Terry-Lee also argues that the district court erred in denying his motion to vacate the default judgment pursuant to I.R.C.P. 60(b). Under Rule 60(b), Terry-Lee had six months to file a motion under parts 1, 2, and 3, or a reasonable amount of time under parts 4 and 5. Terry-Lee timely filed his initial motion to vacate the default judgment under Rule 60(b).*fn2 Moreover, the district court's order denying Terry-Lee's motion to vacate the default judgment is an appealable order. Idaho Appellate Rule 11(a)(7) (An appeal as a matter of right may be taken from "[a]ny order made after final judgment including an order denying a motion to set aside a default judgment."). The district court entered the order denying Terry-Lee's motion to vacate the default judgment on September 30, 2010. Terry-Lee filed numerous motions and other documents regarding the denial by the district court of his motion to vacate the default judgment. However, I.R.C.P. 11(a)(2)(B) states that "there shall be no motion for reconsideration of an order of the trial court entered on any motion filed under Rules 50(a), 52(b), 55(c), 59(a), 59(e),
59.1, 60(a), or 60(b)." Whether or not the district court entertained his various motions does not alter the analysis of when Terry-Lee's time period to appeal began to run. Because Terry-Lee's various motions to reconsider were impermissible, and did not toll the forty-two days to appropriately appeal, Terry-Lee failed to timely appeal the order denying his motion to vacate the default judgment.
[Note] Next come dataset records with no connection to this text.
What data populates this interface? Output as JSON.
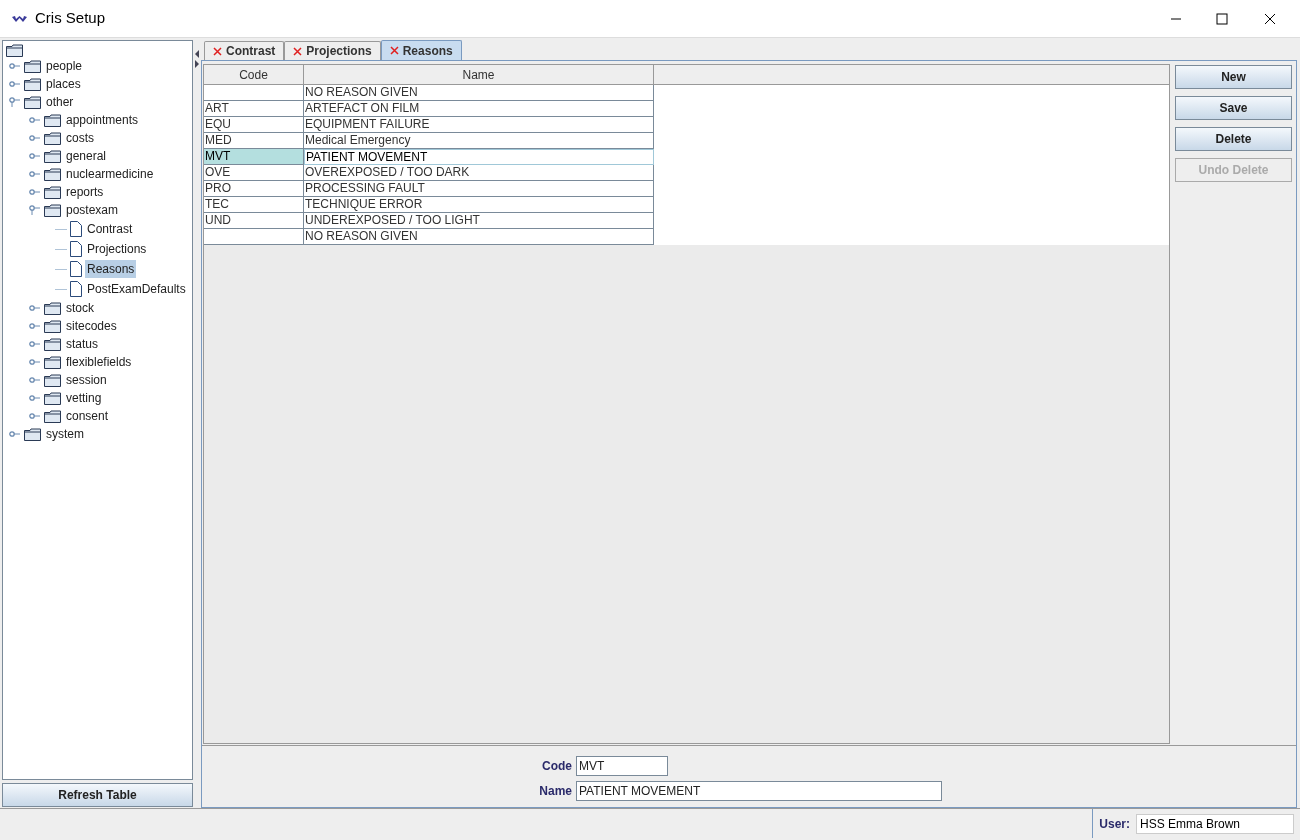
{
  "window": {
    "title": "Cris Setup"
  },
  "tree": {
    "children": [
      {
        "label": "people",
        "kind": "folder",
        "expanded": false,
        "selected": false
      },
      {
        "label": "places",
        "kind": "folder",
        "expanded": false,
        "selected": false
      },
      {
        "label": "other",
        "kind": "folder",
        "expanded": true,
        "selected": false,
        "children": [
          {
            "label": "appointments",
            "kind": "folder",
            "expanded": false,
            "selected": false
          },
          {
            "label": "costs",
            "kind": "folder",
            "expanded": false,
            "selected": false
          },
          {
            "label": "general",
            "kind": "folder",
            "expanded": false,
            "selected": false
          },
          {
            "label": "nuclearmedicine",
            "kind": "folder",
            "expanded": false,
            "selected": false
          },
          {
            "label": "reports",
            "kind": "folder",
            "expanded": false,
            "selected": false
          },
          {
            "label": "postexam",
            "kind": "folder",
            "expanded": true,
            "selected": false,
            "children": [
              {
                "label": "Contrast",
                "kind": "leaf",
                "selected": false
              },
              {
                "label": "Projections",
                "kind": "leaf",
                "selected": false
              },
              {
                "label": "Reasons",
                "kind": "leaf",
                "selected": true
              },
              {
                "label": "PostExamDefaults",
                "kind": "leaf",
                "selected": false
              }
            ]
          },
          {
            "label": "stock",
            "kind": "folder",
            "expanded": false,
            "selected": false
          },
          {
            "label": "sitecodes",
            "kind": "folder",
            "expanded": false,
            "selected": false
          },
          {
            "label": "status",
            "kind": "folder",
            "expanded": false,
            "selected": false
          },
          {
            "label": "flexiblefields",
            "kind": "folder",
            "expanded": false,
            "selected": false
          },
          {
            "label": "session",
            "kind": "folder",
            "expanded": false,
            "selected": false
          },
          {
            "label": "vetting",
            "kind": "folder",
            "expanded": false,
            "selected": false
          },
          {
            "label": "consent",
            "kind": "folder",
            "expanded": false,
            "selected": false
          }
        ]
      },
      {
        "label": "system",
        "kind": "folder",
        "expanded": false,
        "selected": false
      }
    ]
  },
  "refresh_button": "Refresh Table",
  "tabs": [
    {
      "label": "Contrast",
      "selected": false
    },
    {
      "label": "Projections",
      "selected": false
    },
    {
      "label": "Reasons",
      "selected": true
    }
  ],
  "table": {
    "columns": [
      "Code",
      "Name"
    ],
    "rows": [
      {
        "code": "",
        "name": "NO REASON GIVEN",
        "selected": false
      },
      {
        "code": "ART",
        "name": "ARTEFACT ON FILM",
        "selected": false
      },
      {
        "code": "EQU",
        "name": "EQUIPMENT FAILURE",
        "selected": false
      },
      {
        "code": "MED",
        "name": "Medical Emergency",
        "selected": false
      },
      {
        "code": "MVT",
        "name": "PATIENT MOVEMENT",
        "selected": true
      },
      {
        "code": "OVE",
        "name": "OVEREXPOSED / TOO DARK",
        "selected": false
      },
      {
        "code": "PRO",
        "name": "PROCESSING FAULT",
        "selected": false
      },
      {
        "code": "TEC",
        "name": "TECHNIQUE ERROR",
        "selected": false
      },
      {
        "code": "UND",
        "name": "UNDEREXPOSED / TOO LIGHT",
        "selected": false
      },
      {
        "code": "",
        "name": "NO REASON GIVEN",
        "selected": false
      }
    ]
  },
  "buttons": [
    {
      "label": "New",
      "disabled": false
    },
    {
      "label": "Save",
      "disabled": false
    },
    {
      "label": "Delete",
      "disabled": false
    },
    {
      "label": "Undo Delete",
      "disabled": true
    }
  ],
  "form": [
    {
      "label": "Code",
      "value": "MVT"
    },
    {
      "label": "Name",
      "value": "PATIENT MOVEMENT"
    }
  ],
  "status_bar": {
    "label": "User:",
    "value": "HSS Emma Brown"
  }
}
Accordingly, this Court is without appellate jurisdiction to consider the merits of his claims concerning the denial of his Rule 60(b) motion.
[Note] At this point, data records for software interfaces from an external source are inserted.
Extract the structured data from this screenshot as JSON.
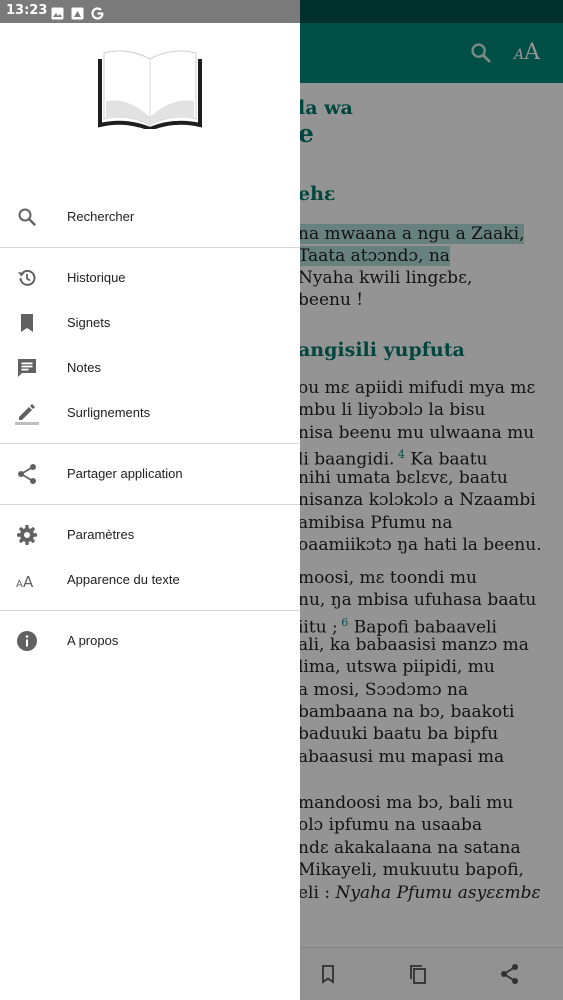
{
  "status_bar": {
    "time": "13:23",
    "icons": [
      "image-icon",
      "photo-icon",
      "google-icon"
    ]
  },
  "reader": {
    "lines": [
      {
        "text": "la wa",
        "style": "heading"
      },
      {
        "text": "e",
        "style": "title"
      },
      {
        "text": "ehɛ",
        "style": "heading"
      },
      {
        "text": "na mwaana a ngu a Zaaki,",
        "style": "highlight"
      },
      {
        "text": "Taata atɔɔndɔ, na",
        "style": "highlight"
      },
      {
        "text": "Nyaha kwili lingɛbɛ,",
        "style": "normal"
      },
      {
        "text": "beenu !",
        "style": "normal"
      },
      {
        "text": "angisili yupfuta",
        "style": "heading"
      },
      {
        "text": "ou mɛ apiidi mifudi mya mɛ",
        "style": "normal"
      },
      {
        "text": "mbu li liyɔbɔlɔ la bisu",
        "style": "normal"
      },
      {
        "text": "nisa beenu mu ulwaana mu",
        "style": "normal"
      },
      {
        "text": "li baangidi.",
        "verse": "4",
        "after": "Ka baatu",
        "style": "verse"
      },
      {
        "text": "nihi umata bɛlɛvɛ, baatu",
        "style": "normal"
      },
      {
        "text": "nisanza kɔlɔkɔlɔ a Nzaambi",
        "style": "normal"
      },
      {
        "text": "amibisa Pfumu na",
        "style": "normal"
      },
      {
        "text": "oaamiikɔtɔ ŋa hati la beenu.",
        "style": "normal"
      },
      {
        "text": "moosi, mɛ toondi mu",
        "style": "normal"
      },
      {
        "text": "nu, ŋa mbisa ufuhasa baatu",
        "style": "normal"
      },
      {
        "text": "iitu ;",
        "verse": "6",
        "after": "Bapofi babaaveli",
        "style": "verse"
      },
      {
        "text": "ali, ka babaasisi manzɔ ma",
        "style": "normal"
      },
      {
        "text": "lima, utswa piipidi, mu",
        "style": "normal"
      },
      {
        "text": "a mosi, Sɔɔdɔmɔ na",
        "style": "normal"
      },
      {
        "text": "bambaana na bɔ, baakoti",
        "style": "normal"
      },
      {
        "text": "baduuki baatu ba bipfu",
        "style": "normal"
      },
      {
        "text": "abaasusi mu mapasi ma",
        "style": "normal"
      },
      {
        "text": "mandoosi ma bɔ, bali mu",
        "style": "normal"
      },
      {
        "text": "olɔ ipfumu na usaaba",
        "style": "normal"
      },
      {
        "text": "ndɛ akakalaana na satana",
        "style": "normal"
      },
      {
        "text": "Mikayeli, mukuutu bapofi,",
        "style": "normal"
      },
      {
        "text": "eli : ",
        "after": "Nyaha Pfumu asyɛɛmbɛ",
        "style": "italic-after"
      }
    ]
  },
  "drawer": {
    "logo_icon": "open-book-icon",
    "items": [
      {
        "id": "search",
        "label": "Rechercher",
        "icon": "search-icon"
      },
      {
        "id": "history",
        "label": "Historique",
        "icon": "history-icon"
      },
      {
        "id": "bookmarks",
        "label": "Signets",
        "icon": "bookmark-icon"
      },
      {
        "id": "notes",
        "label": "Notes",
        "icon": "note-icon"
      },
      {
        "id": "highlights",
        "label": "Surlignements",
        "icon": "highlight-pen-icon"
      },
      {
        "id": "share-app",
        "label": "Partager application",
        "icon": "share-icon"
      },
      {
        "id": "settings",
        "label": "Paramètres",
        "icon": "gear-icon"
      },
      {
        "id": "text-appearance",
        "label": "Apparence du texte",
        "icon": "text-size-icon"
      },
      {
        "id": "about",
        "label": "A propos",
        "icon": "info-icon"
      }
    ]
  },
  "colors": {
    "primary": "#00897b",
    "primary_dark": "#00574b",
    "heading_text": "#00796b",
    "highlight": "#b2dfdb",
    "icon_grey": "#616161"
  }
}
Young requests attorney fees on appeal pursuant to Idaho Code §§ 12-120(3) and 12-121. An award of attorney fees may be granted under I.C. § 12-121 to the prevailing party and such an award is appropriate when the court is left with the abiding belief that the appeal has been brought or defended frivolously, unreasonably, or without foundation. Rendon v. Paskett, 126 Idaho 944, 945, 894 P.2d 775, 776 (Ct. App. 1995). Young argues that "Lee has failed to articulate any grounds under I.R.C.P. Rule 60(b) for setting the Judgment aside." Terry-Lee's appeal was not timely, his numerous pleadings failed to articulate under which I.R.C.P. 60(b) part his claim was proceeding, and he failed to address the abuse of discretion standard, which would have applied to the present case if it had been timely appealed. Therefore, we grant attorney fees to Young on appeal.
The appeal derived from the default judgment, orders that preceded the default judgment, and the district court's order denying Terry-Lee's motion to vacate the default judgment are dismissed because the appeal was untimely. Costs and attorney fees are awarded to Young on appeal.
Judge LANSING and Judge MELANSON CONCUR.